Rehn also stresses the importance of resolving the EU’s institutional problems, saying the Lisbon Treaty is not only necessary for future enlargements, but also for making the EU work better. “Europe [...] needed the treaty yesterday, if not even the day before yesterday,” he said, adding that “even the slowest envisaged scenario for the ratification of the Lisbon Treaty is still faster than the best scenario for Croatia joining the EU”.

As to whether Iceland could join before Croatia, the commissioner did not rule out any options, saying that the Union would apply the principle of own merit. “The timeline of Croatia or eventually Iceland depends on the negotiations and the implementation of EU legislation.”


The enlargement commissioner, who oversaw the accession of Bulgaria and Romania to the EU in 2007, said those two countries were “very committed and constructive EU member states”. He adds that “both have experienced economic success over the last couple of years, which has brought very useful economic dynamism to the EU”.  However, he notes that there are still shortcomings in Bulgaria and Romania regarding the fight against corruption and organized crime and in implementing the judiciary reforms. In Bulgaria, he noted “certain problems with regard to the management of EU pre-accession funds and other funds”.
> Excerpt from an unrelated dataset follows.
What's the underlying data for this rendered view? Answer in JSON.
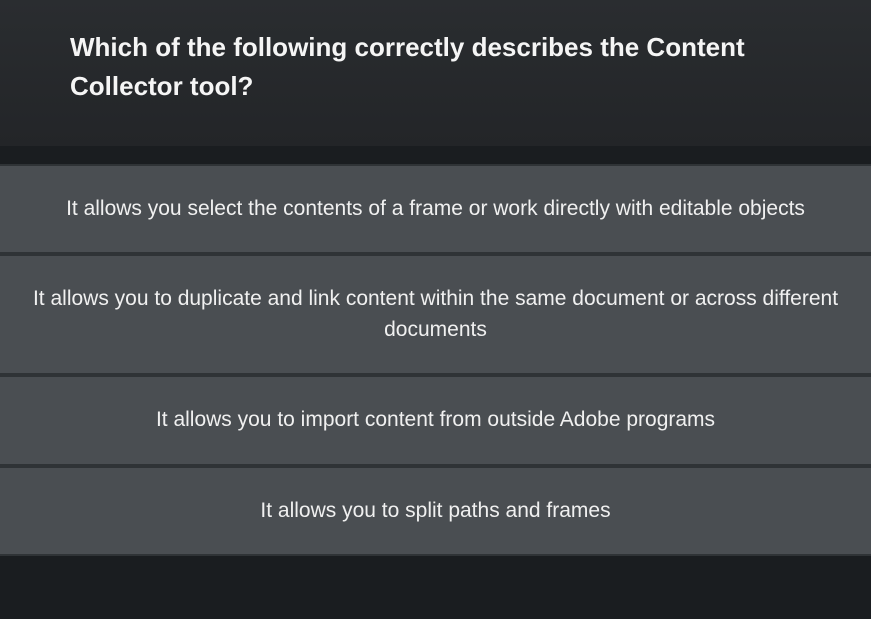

On the Western Balkans, Rehn made the distinction between Croatia, where he says “accession negotiations are progressing well and many of the reforms are moving forward,” and the remaining countries of the region. In particular, he was critical of Bosnia and Herzegovina, which he described as “a setback and disappointment over the past half year”.

Concerning the fact that a number of Western Balkan countries are increasingly taking their disputes to the International Court of Justice, Rehn said “bilateral issues should be settled bilaterally” and not burden accession negotiations. He strongly advised Croatia and Slovenia to solve a border dispute bilaterally, as currently Slovenia is blocking chapters from the accession negotiations because of this stalemate.

In the same context, Rehn appealed on Turkey to contribute to a “favorable atmosphere” for the ongoing talks on the reunification of Cyprus, “not only as a passive bystander, but as a proactive stimulator in the negotiations toward a comprehensive settlement”.


On Turkey, Rehn moved to dispel certain stereotypes, like US pressure’s role in speeding up the country’s EU accession process, saying that “the EU member states decide for the EU” and “the position of the US doesn’t matter much”. Regarding French President Sarkozy’s guarded approach to Turkey, he stated that in fact there is a “better political climate than for a long time between these two countries, and the same goes for the EU-Turkey relations”.

Asked to comment upon positions by Italian President Silvio Berlusconi on Turkey, which are very favorable, Rehn admitted that he had a different perspective to him, but explained this from the point of view of the institutional prerogatives. “We have a little bit of a different view […], his being the prime minister of a large member state, and me being a factory manager as the enlargement commissioner,” Rehn said.

He does not subscribe to the view that decision-making in the EU has become more difficult following the enlargement. Moreover, he stressed that decisions taken by a much larger group of EU countries carry more weight. On his personal future, he says that in the spirit of “Scandinavian openness”, he would like to stay on a commissioner for a second five-year term after 2009, but declined to comment as to whether he preferred one portfolio over another.

Before entering politics as a Liberal and European movement activist, Olli Rehn studied economics, international relations and journalism both in the USA and his native Finland. (Euraktiv)